All uses existing extensions, doesn’t require any development just “front end” SMW work. Walked through examples the “code” for each. This has potential to cause significant performance issues, will work to have some of this turned into extensions.
Questions about gamification: how do you handle cheating (don’t really), has it helped with adoption (with some people).
Improving Enterprise Findability with SMW
Laurent looking at how SMW can be used to help people find answers to their questions.
“Searching doesn’t give you answers, it gives you search results.”
Use the wiki as a wiki; keep it lean and fast. Use APIs to access other systems. Such as WordPress.
Nicolas Nallet talking about the MediaWikiFarm extension. Slides from the talk.
US Federal Government MediaWikis
Peter Meyer talking about MediaWiki installations in U.S. Federal Government. Full notes. Something to follow up on – Federal MediaWiki Demonstration and Discussion Group, a monthly gathering to share ideas, practices, and demo ideas. A call for a more consistent coherent wiki policy across the Federal Government.
“Knowledge management is not a curse word.” — Peter Woudsma
Wiki Farms (again)
Peter Woudsma. Reasons for multiple wikis: ownership, access, control, processing. Defined: MediaWiki server install that includes core and some extensions and supports multiple otherwise independent wikis. Went through an example putting three wikis on one MediaWiki server. Reasons to use common elements: data re-use, template re-use, branding, data processing (inter-wiki data data exchange, queries, transposition)
Question: how much is common to all wikis in the farm? Many possible options.
Discussion among the group about approaches they have taken.
Lex Sulzer spoke about SMW Factory. Offline, secure, encrypted, backup (and a bunch of other terms). Duplicity, Vagrant, Ansible (executable documentation). Details in the link. An easy way to “clone” a wiki soyou can work on it offline, then push changes back to production. (Meant for dev, not content.)
Ultimate goal – ability to have “offline” wikis that can be updated and merged back in with the main wiki. This would be huge. A project for Friday.
Single enterprise wiki
What’s new in Semantic Forms
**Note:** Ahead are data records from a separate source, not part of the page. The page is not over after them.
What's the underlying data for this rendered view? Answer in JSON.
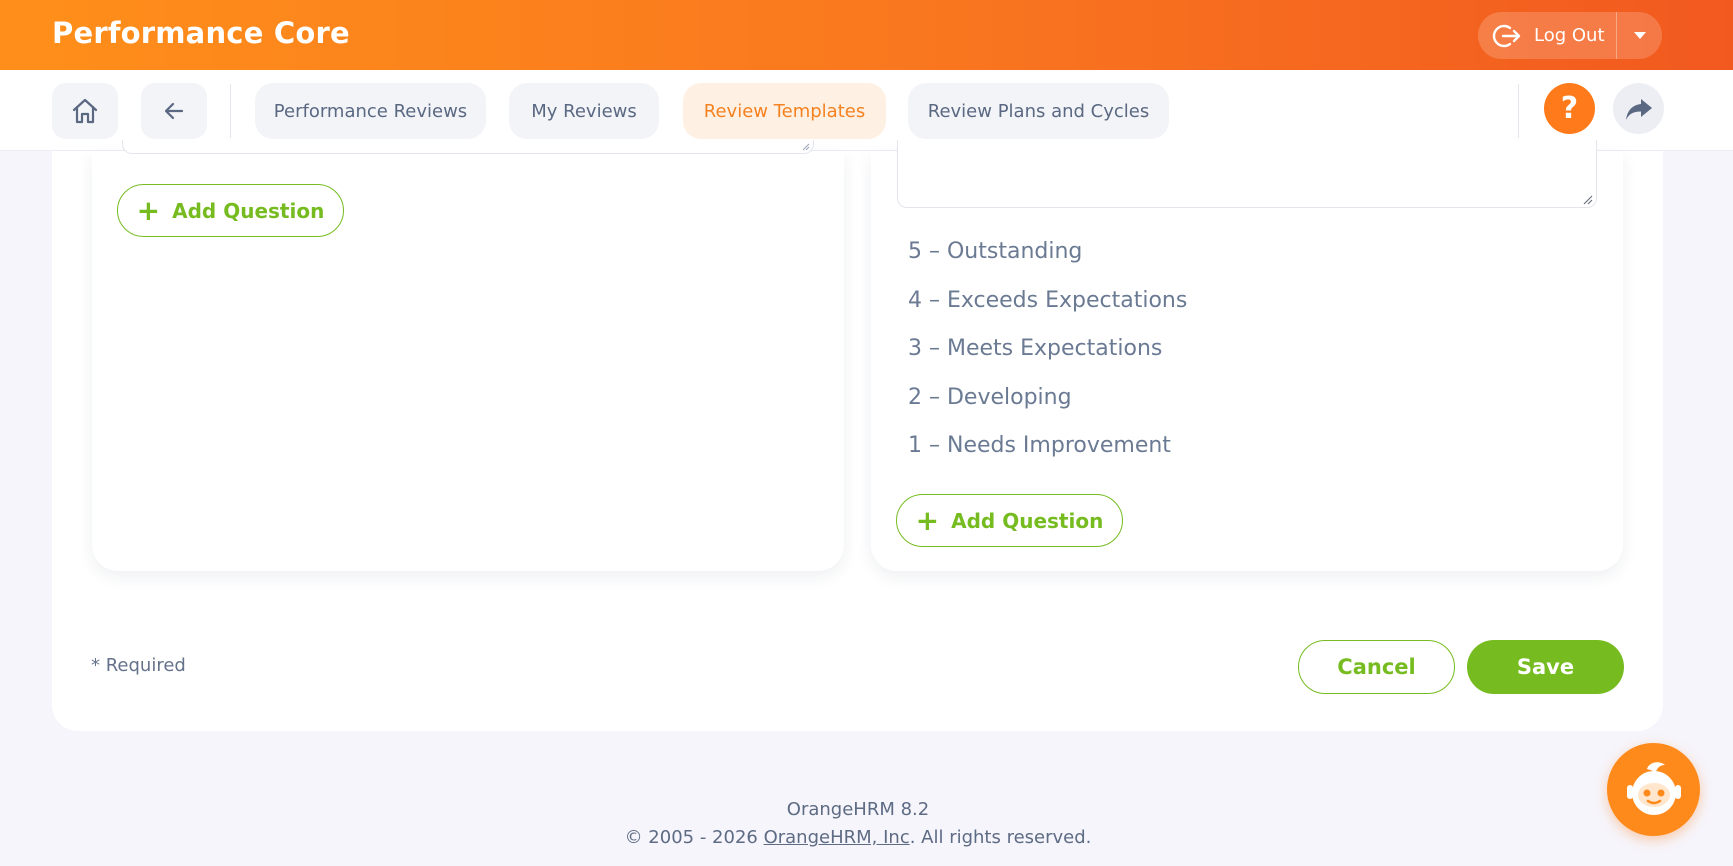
{
  "header": {
    "title": "Performance Core",
    "logout_label": "Log Out"
  },
  "nav": {
    "tabs": [
      {
        "label": "Performance Reviews",
        "active": false
      },
      {
        "label": "My Reviews",
        "active": false
      },
      {
        "label": "Review Templates",
        "active": true
      },
      {
        "label": "Review Plans and Cycles",
        "active": false
      }
    ],
    "help_label": "?"
  },
  "form": {
    "left_panel": {
      "add_question_label": "Add Question"
    },
    "right_panel": {
      "rating_scale": [
        "5 – Outstanding",
        "4 – Exceeds Expectations",
        "3 – Meets Expectations",
        "2 – Developing",
        "1 – Needs Improvement"
      ],
      "add_question_label": "Add Question"
    },
    "required_note": "* Required",
    "cancel_label": "Cancel",
    "save_label": "Save"
  },
  "footer": {
    "version": "OrangeHRM 8.2",
    "copyright_prefix": "© 2005 - 2026 ",
    "company_link": "OrangeHRM, Inc",
    "copyright_suffix": ". All rights reserved."
  },
  "colors": {
    "brand_orange": "#f58220",
    "action_green": "#76bc21",
    "text_gray": "#64728c"
  }
}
Jaron giving an update.
Change 1 – Spreadsheet display. “display = spreadsheet” Each entry becomes a separate instance of the template on the page. Less work for admins, allows for better HTML, such as <label> (important for accessibility)
Change 2 – Some input types moved from Semantic Forms Input extension to Semantic Forms, continues a process started with other input types. Few extensions, less work for admins and developers.
Semantic Forms is now its own thing, no longer requires Semantic MediaWiki.
Change 3 – removed some params, some of the long-deprecated parameters.
Thinking of changing the name, to reduce confusion with other “semantic” things.
Important takeaway – cleaning up Semantic Forms to make it better, easier for developers and admins.
Also discussed changes to Cargo (an alternative to SMW). Key feature of note (to me) – text search of articles.
Peter Woudsma gave a quick overview of the history of MediaWiki in the enterprise and some of the challenges of taking a tool designed as an easy way to update content and making it useful and valuable at the enterprise level. A nice summary of Enterprise aspects of previous conferences, and the need for balance in discussing the non-technical aspects along with the technical.
He gave us quite a few questions, homework if you will, to consider as the conference progresses. Not just in how we use the tools, but how we influence the future development of the tools, and the support infrastructure.
Good discussion around the philosophy and implementation. Differences between what’s going on with MediaWiki software and WikiMedia. Need to show off who is using MediaWiki, and how they are using it. WikiReport.
Lex – SMW power user is critical to success. SMW is a digital co-worker.
Mix of corporate, government, and non-profit interests represented. People from several places in US and Europe (France, Germany, Switzerland).